Estate Planning is something that is incredibly important. Real estate agents in Denver and the wide surrounding area are often asked to list homes that their clients recently inherited. If you are a Denver area agent, then you may already have received a call from a potential client immediately following the death of their benefactor. The potential client is eager to sell quickly, as they do not wish to pay for the house’s upkeep or property taxes. However, they may also be apprehensive about how much of their inheritance they will lose because of taxes.

What is a taxable estate – and when is an estate nontaxable? Knowing that information is imperative whether you are an agent or a beneficiary.

What Is a Taxable Estate?

True to its name, a taxable estate is the total value of a deceased person’s assets that are subject to taxation. It includes not only the deceased’s real estate holdings, but also their personal property and investment holdings. 

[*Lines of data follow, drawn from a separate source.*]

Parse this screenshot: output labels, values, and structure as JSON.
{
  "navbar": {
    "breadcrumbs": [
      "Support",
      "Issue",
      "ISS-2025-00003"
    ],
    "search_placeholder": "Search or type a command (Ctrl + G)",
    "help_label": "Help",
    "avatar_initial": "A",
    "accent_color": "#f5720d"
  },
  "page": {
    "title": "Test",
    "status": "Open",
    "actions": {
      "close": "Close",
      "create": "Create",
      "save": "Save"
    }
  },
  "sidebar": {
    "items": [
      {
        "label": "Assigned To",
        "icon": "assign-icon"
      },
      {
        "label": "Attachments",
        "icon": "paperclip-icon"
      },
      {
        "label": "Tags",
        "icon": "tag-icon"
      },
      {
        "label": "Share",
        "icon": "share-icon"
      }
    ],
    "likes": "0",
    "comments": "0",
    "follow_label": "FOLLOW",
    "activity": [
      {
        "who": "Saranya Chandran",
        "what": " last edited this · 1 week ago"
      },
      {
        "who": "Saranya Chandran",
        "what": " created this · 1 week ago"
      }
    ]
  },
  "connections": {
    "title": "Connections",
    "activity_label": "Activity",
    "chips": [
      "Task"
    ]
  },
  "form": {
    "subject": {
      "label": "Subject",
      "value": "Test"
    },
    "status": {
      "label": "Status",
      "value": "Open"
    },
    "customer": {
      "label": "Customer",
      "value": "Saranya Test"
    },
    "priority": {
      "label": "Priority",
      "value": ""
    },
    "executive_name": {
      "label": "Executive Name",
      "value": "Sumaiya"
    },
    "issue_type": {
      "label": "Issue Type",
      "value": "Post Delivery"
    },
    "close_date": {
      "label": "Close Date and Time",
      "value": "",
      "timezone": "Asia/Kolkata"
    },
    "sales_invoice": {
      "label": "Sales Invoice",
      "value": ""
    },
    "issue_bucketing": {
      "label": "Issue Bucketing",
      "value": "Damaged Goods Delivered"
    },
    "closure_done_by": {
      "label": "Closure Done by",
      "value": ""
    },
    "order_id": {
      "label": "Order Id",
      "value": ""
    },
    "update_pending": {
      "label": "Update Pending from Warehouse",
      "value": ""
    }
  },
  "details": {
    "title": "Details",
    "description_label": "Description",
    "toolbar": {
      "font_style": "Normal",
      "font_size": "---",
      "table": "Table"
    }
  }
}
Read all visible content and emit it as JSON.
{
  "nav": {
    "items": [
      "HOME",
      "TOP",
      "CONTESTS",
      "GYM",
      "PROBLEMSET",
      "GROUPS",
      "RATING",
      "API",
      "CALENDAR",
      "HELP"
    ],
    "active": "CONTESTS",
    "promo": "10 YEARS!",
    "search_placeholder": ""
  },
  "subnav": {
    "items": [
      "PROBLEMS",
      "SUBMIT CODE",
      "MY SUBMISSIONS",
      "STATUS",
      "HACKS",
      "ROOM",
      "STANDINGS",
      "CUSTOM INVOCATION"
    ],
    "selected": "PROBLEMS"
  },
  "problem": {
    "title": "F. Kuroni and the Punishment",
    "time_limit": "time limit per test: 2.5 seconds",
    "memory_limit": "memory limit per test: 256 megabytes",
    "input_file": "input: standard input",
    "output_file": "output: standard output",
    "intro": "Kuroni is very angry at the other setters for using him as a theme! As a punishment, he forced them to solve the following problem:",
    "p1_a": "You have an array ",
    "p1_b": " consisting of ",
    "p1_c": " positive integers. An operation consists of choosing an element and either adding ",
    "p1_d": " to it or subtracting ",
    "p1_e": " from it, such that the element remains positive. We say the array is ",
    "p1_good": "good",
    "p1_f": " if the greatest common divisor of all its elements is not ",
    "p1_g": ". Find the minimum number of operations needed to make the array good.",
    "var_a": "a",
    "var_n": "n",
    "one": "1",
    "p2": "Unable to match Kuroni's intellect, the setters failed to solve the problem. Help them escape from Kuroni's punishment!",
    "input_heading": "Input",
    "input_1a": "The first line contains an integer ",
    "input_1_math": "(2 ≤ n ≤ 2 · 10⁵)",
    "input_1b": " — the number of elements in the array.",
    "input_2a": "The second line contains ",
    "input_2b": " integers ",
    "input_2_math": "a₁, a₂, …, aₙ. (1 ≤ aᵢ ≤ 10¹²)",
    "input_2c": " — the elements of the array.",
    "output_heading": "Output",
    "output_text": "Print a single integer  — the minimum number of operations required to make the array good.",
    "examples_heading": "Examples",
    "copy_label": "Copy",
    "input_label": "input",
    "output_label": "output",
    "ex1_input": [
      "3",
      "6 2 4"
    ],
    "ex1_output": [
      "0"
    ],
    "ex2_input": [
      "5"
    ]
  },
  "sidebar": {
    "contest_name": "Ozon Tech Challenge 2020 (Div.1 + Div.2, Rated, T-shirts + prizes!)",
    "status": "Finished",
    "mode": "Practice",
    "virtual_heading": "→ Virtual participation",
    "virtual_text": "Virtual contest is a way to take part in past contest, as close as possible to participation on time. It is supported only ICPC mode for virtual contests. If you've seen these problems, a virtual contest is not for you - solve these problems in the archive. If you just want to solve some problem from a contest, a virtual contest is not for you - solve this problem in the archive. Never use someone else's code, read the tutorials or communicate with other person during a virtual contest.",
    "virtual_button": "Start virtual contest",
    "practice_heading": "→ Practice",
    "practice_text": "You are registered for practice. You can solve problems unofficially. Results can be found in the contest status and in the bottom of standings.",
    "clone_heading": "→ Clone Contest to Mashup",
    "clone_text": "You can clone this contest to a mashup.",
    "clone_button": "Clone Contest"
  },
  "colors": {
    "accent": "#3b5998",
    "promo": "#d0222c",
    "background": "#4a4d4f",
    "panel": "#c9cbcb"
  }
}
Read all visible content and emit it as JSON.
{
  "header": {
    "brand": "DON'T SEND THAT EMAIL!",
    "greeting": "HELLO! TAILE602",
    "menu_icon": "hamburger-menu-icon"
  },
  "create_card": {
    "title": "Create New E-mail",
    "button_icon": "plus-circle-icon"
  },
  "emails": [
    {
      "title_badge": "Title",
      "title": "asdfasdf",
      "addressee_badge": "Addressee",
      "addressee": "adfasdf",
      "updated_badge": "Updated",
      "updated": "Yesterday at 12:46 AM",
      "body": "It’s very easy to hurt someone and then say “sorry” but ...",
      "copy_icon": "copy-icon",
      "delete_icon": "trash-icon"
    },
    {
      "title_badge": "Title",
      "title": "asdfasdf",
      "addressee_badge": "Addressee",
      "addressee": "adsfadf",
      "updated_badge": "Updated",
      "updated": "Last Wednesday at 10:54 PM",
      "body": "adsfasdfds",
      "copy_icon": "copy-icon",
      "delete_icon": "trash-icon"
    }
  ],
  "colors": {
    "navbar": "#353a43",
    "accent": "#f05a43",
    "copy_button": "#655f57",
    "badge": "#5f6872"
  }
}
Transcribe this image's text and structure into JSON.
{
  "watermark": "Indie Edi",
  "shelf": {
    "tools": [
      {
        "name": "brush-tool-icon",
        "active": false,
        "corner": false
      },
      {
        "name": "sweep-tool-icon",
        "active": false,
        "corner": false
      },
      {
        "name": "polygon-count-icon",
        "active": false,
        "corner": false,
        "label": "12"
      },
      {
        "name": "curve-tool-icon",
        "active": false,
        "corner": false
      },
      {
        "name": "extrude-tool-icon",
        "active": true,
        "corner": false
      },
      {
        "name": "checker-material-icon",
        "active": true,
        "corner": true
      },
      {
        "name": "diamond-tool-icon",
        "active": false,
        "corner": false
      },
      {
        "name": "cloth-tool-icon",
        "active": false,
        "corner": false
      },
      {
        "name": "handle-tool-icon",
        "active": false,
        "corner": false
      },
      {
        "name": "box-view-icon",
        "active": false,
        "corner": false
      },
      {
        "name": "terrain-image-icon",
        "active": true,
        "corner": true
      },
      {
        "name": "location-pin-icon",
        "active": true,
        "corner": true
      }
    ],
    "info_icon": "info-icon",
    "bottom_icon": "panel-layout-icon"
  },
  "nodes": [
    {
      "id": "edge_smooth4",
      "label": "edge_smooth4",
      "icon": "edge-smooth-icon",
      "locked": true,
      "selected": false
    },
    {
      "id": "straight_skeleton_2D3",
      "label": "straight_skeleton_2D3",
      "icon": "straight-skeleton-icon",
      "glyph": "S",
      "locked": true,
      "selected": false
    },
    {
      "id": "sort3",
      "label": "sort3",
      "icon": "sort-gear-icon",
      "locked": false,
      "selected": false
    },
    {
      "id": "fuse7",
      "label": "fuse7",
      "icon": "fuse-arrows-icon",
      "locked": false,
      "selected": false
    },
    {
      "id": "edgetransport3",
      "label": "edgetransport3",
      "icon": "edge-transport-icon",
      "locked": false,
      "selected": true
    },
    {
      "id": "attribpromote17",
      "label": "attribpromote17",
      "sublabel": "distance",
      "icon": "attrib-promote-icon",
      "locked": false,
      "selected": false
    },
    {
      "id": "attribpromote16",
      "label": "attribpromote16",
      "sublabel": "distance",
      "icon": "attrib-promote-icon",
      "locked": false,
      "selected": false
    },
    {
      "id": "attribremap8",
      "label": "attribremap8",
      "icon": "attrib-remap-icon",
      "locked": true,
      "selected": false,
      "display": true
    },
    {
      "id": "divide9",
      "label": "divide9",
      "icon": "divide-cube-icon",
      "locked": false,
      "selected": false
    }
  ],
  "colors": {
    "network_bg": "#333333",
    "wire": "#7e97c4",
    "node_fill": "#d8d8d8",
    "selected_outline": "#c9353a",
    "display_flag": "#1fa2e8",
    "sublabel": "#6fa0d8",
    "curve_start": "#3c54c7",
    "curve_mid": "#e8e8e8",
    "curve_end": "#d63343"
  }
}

It is important to note that the deceased’s taxable estate is not merely the sum of all their property. In addition to any of their liabilities, the value of the tax-deductible portion of assets left behind by the deceased is also subtracted from their taxable estate. This is why estate planning is essential to maximizing the value of the property bequeathed to beneficiaries: If clever planning lowers the value of the estate beneath a certain threshold, the deceased’s beneficiaries will not have to pay an estate tax (also known as a “death tax,” a phrase which combines both of life’s great inevitabilities).

What Is a Nontaxable Estate?

As of 2023, the federal government does not impose an estate tax if the total value of the deceased’s assets does not exceed $12.92 million (or double that amount in the case of a married couple). When the value of an estate exceeds either of those thresholds, the federal estate tax ranges from 18 to 40%

Colorado real estate agents do business in one of the 38 states that does not impose an estate tax. This is not to say that Coloradans are exempt from the federal estate tax – but so long as they died in 2005 or later, the Centennial State will not impose a tax on the deceased’s estate.

In effect, a nontaxable estate is one that (A) totals less than $12.92 million in value (or $25.84 in the case of a married couple); and (B) isn’t subject to a state estate tax (which is why nontaxable property sales in Denver are relatively common).

It is also worth noting that Colorado also does not have a gift tax. However, as of 2023 the federal government does charge a tax on gifts which exceed $17,000 in value. Gifting someone more than that amount in a single year will count against your $12.92 million individual lifetime exemption.

Are you selling or buying property in the greater Denver, CO area? Then we welcome you to contact Colorado Premier Realty & Auction Services today! Our expert team will make certain your transaction is fully compliant with both state and federal law.